Friend, If you use Amazon Prime, Uber or a similar service regularly, you might want to sit down while you read this — we’re about to real talk.
First, try a little test with me.
Tell me how much you spent last month using Amazon, or on your Uber rides.
It’s ok, I’ll wait.
Gee it’s hard to figure that out, huh?
I’ll give you a break and tell you a secret – you can’t easily and quickly see how much money you’re spending using these services.
Hmm, it’s almost like they sat down and asked themselves,
How might we get people to spend a LOT of money, while not being aware that they’re pouring money into our company?
How might we enable people to feel they’re accessing convenience – no, getting crucial resources for daily life, while dumping their dollars into our bank accounts?
That’s because — they did. The fact that you can’t quickly sum your recent payments is a feature, not a bug.

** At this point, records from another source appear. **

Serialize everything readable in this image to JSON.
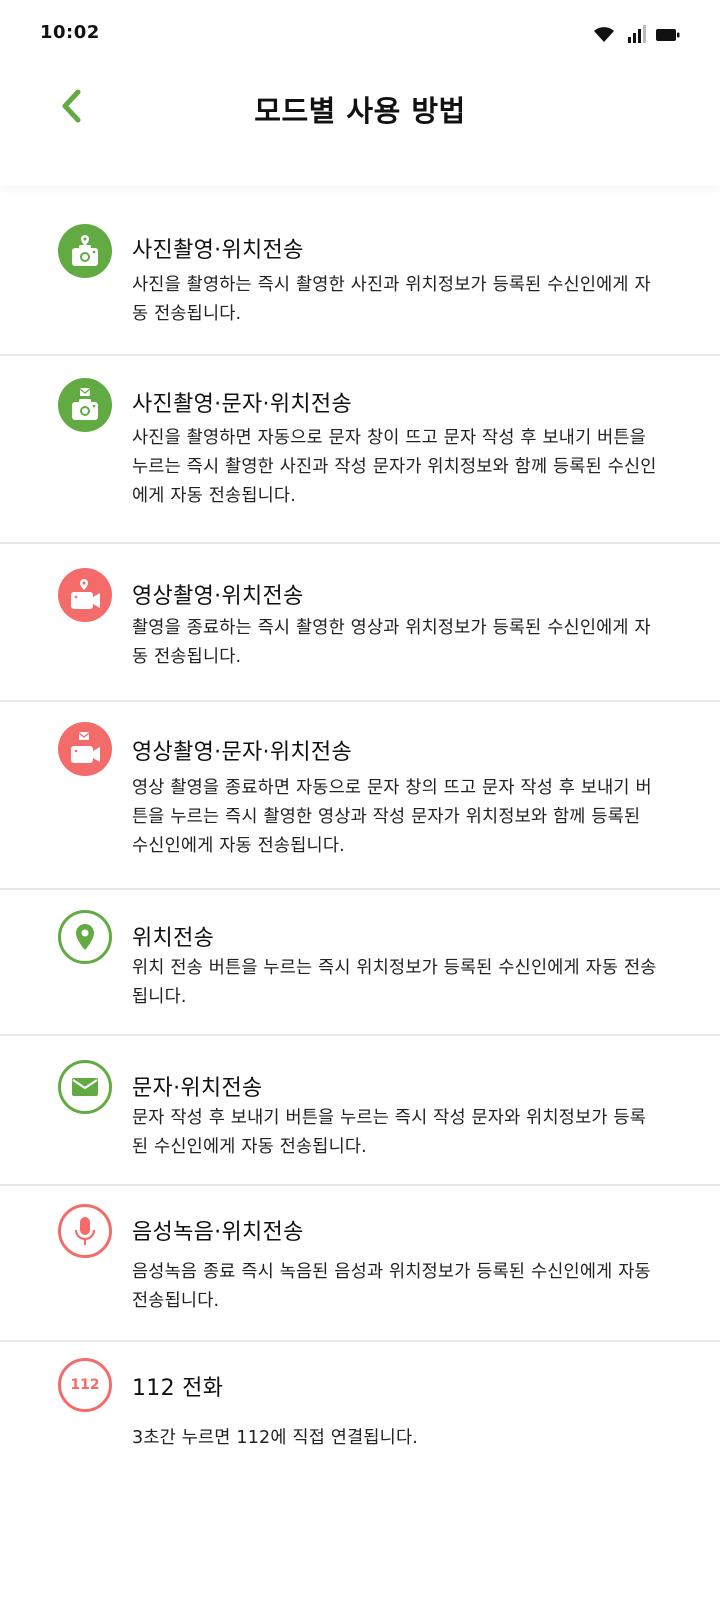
{
  "status_bar": {
    "time": "10:02"
  },
  "header": {
    "title": "모드별 사용 방법"
  },
  "colors": {
    "accent_green": "#62ab43",
    "accent_red": "#f36c6a"
  },
  "modes": [
    {
      "icon": "camera-location-icon",
      "title": "사진촬영·위치전송",
      "description": "사진을 촬영하는 즉시 촬영한 사진과 위치정보가 등록된 수신인에게 자동 전송됩니다."
    },
    {
      "icon": "camera-message-icon",
      "title": "사진촬영·문자·위치전송",
      "description": "사진을 촬영하면 자동으로 문자 창이 뜨고 문자 작성 후 보내기 버튼을 누르는 즉시 촬영한 사진과 작성 문자가 위치정보와 함께 등록된 수신인에게 자동 전송됩니다."
    },
    {
      "icon": "video-location-icon",
      "title": "영상촬영·위치전송",
      "description": "촬영을 종료하는 즉시 촬영한 영상과 위치정보가 등록된 수신인에게 자동 전송됩니다."
    },
    {
      "icon": "video-message-icon",
      "title": "영상촬영·문자·위치전송",
      "description": "영상 촬영을 종료하면 자동으로 문자 창의 뜨고 문자 작성 후 보내기 버튼을 누르는 즉시 촬영한 영상과 작성 문자가 위치정보와 함께 등록된 수신인에게 자동 전송됩니다."
    },
    {
      "icon": "location-pin-icon",
      "title": "위치전송",
      "description": "위치 전송 버튼을 누르는 즉시 위치정보가 등록된 수신인에게 자동 전송됩니다."
    },
    {
      "icon": "envelope-icon",
      "title": "문자·위치전송",
      "description": "문자 작성 후 보내기 버튼을 누르는 즉시 작성 문자와 위치정보가 등록된 수신인에게 자동 전송됩니다."
    },
    {
      "icon": "microphone-icon",
      "title": "음성녹음·위치전송",
      "description": "음성녹음 종료 즉시 녹음된 음성과 위치정보가 등록된 수신인에게 자동 전송됩니다."
    },
    {
      "icon": "emergency-112-icon",
      "icon_text": "112",
      "title": "112 전화",
      "description": "3초간 누르면 112에 직접 연결됩니다."
    }
  ]
}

These services are designed to drain you of money – while masking you from realizing it.
The entire business point of Amazon, Uber and the like is the following:
- Maximize how much money you give them.
- Trick you into thinking they are important or necessary helpers, disempowering you from participating in intentional or local exchanges.
- Exploit, underpay, and overwork workers to maximize their profits.
If that didn’t make you frown, perhaps learning that recently in Germany workers at Amazon went on strike to protest working conditions, and in Spain drivers went on strike to protest Uber will. These are not friendly companies, yall.
So, so many of my friends and clients get to the point in a spending review where we have to come to god around money that’s “somehow missing.” Often, it’s small purchases (which add up fast!) that lead to finding the rest of the paycheck.
When you stop and add it up, you too could realize you’re spending hundreds of dollars a month on Uber – potentially more than you might have spent on a transit pass, taxis, or in some cases a car.
Check out this image from the money app Empower and read more here to find out if you are above average for your city’s rideshare app spending?
Getting things you need and getting home when it’s raining aren’t bad, of course. It’s all about knowing what you money is doing, and picking it’s path on purpose. Amazon, Uber and the like are crappy precisely because they’re designed for you NOT to keep track.
The problem comes when convenience overrides choice and intentionality – and becomes automatic spending.
Automatic spending is not our friend. It lives in the same condo as environmental destruction, neoliberal tax law, and never ever talks to it’s neighbors, secretly thinking it’s above them. We don’t like automatic spending. It gets in the way of intentional spending.
If you use an app or service like this, here’s a challenge for you:
- If you can, take 15 minutes and dig around to discover how much money you’ve spent on Amazon or Uber in the last month, or … if you dare … so far this year.
- Write the number down.
- Next to it, write down the amount of savings you have, or have been hoping to or wanting to save in the same amount of time.
Which is bigger? If it’s Amazon stuff spend or god help you Uber rides, unless you’re a new parent or a popular sex worker, you have some deciding to do about your priorities.
Now – for a few of you there are genuine accessibility issues that these services address. Everyone deserves access to needed stuff! Corporate behemoths who pretend to be helpers don’t represent accessibility though, they represent a creepy, individualistic, save-yourself mentality in our culture that makes it look like there might be support available for people with access needs – thanks to private companies.
Do what you gotta do, of course, but until Uber gives free rides to people with limited mobility and Amazon gives a subsidy to people on SSI buying stuff, I don’t believe they should be seen as solutions, just temporary band-aids.
For everyone, if you find that you’re spending in ways you don’t love with these apps, unsubscribe! Uninstall!
Save or invest what you were spending on them, thank me later, and try these instead.
Alternatives to Amazon:
- your local bookstore
- Your local $1 Dollar Store
- Your local “5 and Dime” stuff store
- Asking around to see if you can borrow an item
- Not buying random crap that’s made from shitty plastic by underpaid workers in the first place
- See this list of ways to save money on consumer goods here
Alternatives to Uber:
- Your local car service or taxi
- A bike
- Getting a ride
- Public transit
- Juno, Lyft, Wave, Gett, … anything that pays drivers better than fuckin’ Uber (remember: your sale price is someone else’s pay cut)
If you do unsubscribe or uninstall – write me and let me know!